# Work order
Reproduce each of the entries that follow, exactly.
(Recorded information)
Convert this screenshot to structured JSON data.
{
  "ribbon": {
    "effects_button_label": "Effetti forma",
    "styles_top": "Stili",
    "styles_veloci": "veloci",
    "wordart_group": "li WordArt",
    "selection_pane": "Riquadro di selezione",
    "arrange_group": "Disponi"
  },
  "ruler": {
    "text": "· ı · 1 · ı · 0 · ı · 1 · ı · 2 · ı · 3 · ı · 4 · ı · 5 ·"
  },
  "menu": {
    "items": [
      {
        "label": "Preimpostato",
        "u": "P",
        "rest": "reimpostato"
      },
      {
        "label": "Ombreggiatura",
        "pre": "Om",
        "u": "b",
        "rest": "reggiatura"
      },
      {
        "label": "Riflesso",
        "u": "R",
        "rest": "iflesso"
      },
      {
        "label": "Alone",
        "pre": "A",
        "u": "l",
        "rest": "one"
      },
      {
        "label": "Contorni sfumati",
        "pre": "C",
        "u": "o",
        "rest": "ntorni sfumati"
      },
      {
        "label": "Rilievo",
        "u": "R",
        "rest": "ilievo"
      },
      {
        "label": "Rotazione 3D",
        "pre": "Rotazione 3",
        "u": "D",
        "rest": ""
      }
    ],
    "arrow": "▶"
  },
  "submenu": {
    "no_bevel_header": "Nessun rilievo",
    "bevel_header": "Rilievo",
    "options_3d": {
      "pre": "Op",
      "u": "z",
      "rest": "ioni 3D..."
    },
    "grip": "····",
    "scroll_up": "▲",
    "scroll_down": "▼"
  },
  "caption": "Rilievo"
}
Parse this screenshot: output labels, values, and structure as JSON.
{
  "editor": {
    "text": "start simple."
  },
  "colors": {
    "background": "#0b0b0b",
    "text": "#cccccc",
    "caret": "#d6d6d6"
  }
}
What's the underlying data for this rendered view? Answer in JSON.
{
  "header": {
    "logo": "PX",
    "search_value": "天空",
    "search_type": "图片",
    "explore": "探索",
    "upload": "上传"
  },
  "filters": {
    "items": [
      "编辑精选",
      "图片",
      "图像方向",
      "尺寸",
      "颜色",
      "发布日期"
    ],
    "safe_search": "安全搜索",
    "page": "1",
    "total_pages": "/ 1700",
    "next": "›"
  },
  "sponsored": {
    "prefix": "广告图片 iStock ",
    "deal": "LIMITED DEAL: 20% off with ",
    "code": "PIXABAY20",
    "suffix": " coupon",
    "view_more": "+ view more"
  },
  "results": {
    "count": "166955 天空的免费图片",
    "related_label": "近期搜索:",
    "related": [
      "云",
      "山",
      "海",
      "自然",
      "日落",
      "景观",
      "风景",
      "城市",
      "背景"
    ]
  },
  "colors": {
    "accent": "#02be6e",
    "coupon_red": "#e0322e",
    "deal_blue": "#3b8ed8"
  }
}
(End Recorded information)
# Task answer
Convert this screenshot to structured JSON data.
{
  "ribbon": {
    "effects_button_label": "Effetti forma",
    "styles_top": "Stili",
    "styles_veloci": "veloci",
    "wordart_group": "li WordArt",
    "selection_pane": "Riquadro di selezione",
    "arrange_group": "Disponi"
  },
  "ruler": {
    "text": "· ı · 1 · ı · 0 · ı · 1 · ı · 2 · ı · 3 · ı · 4 · ı · 5 ·"
  },
  "menu": {
    "items": [
      {
        "label": "Preimpostato",
        "u": "P",
        "rest": "reimpostato"
      },
      {
        "label": "Ombreggiatura",
        "pre": "Om",
        "u": "b",
        "rest": "reggiatura"
      },
      {
        "label": "Riflesso",
        "u": "R",
        "rest": "iflesso"
      },
      {
        "label": "Alone",
        "pre": "A",
        "u": "l",
        "rest": "one"
      },
      {
        "label": "Contorni sfumati",
        "pre": "C",
        "u": "o",
        "rest": "ntorni sfumati"
      },
      {
        "label": "Rilievo",
        "u": "R",
        "rest": "ilievo"
      },
      {
        "label": "Rotazione 3D",
        "pre": "Rotazione 3",
        "u": "D",
        "rest": ""
      }
    ],
    "arrow": "▶"
  },
  "submenu": {
    "no_bevel_header": "Nessun rilievo",
    "bevel_header": "Rilievo",
    "options_3d": {
      "pre": "Op",
      "u": "z",
      "rest": "ioni 3D..."
    },
    "grip": "····",
    "scroll_up": "▲",
    "scroll_down": "▼"
  },
  "caption": "Rilievo"
}
Parse this screenshot: output labels, values, and structure as JSON.
{
  "editor": {
    "text": "start simple."
  },
  "colors": {
    "background": "#0b0b0b",
    "text": "#cccccc",
    "caret": "#d6d6d6"
  }
}
What's the underlying data for this rendered view? Answer in JSON.
{
  "header": {
    "logo": "PX",
    "search_value": "天空",
    "search_type": "图片",
    "explore": "探索",
    "upload": "上传"
  },
  "filters": {
    "items": [
      "编辑精选",
      "图片",
      "图像方向",
      "尺寸",
      "颜色",
      "发布日期"
    ],
    "safe_search": "安全搜索",
    "page": "1",
    "total_pages": "/ 1700",
    "next": "›"
  },
  "sponsored": {
    "prefix": "广告图片 iStock ",
    "deal": "LIMITED DEAL: 20% off with ",
    "code": "PIXABAY20",
    "suffix": " coupon",
    "view_more": "+ view more"
  },
  "results": {
    "count": "166955 天空的免费图片",
    "related_label": "近期搜索:",
    "related": [
      "云",
      "山",
      "海",
      "自然",
      "日落",
      "景观",
      "风景",
      "城市",
      "背景"
    ]
  },
  "colors": {
    "accent": "#02be6e",
    "coupon_red": "#e0322e",
    "deal_blue": "#3b8ed8"
  }
}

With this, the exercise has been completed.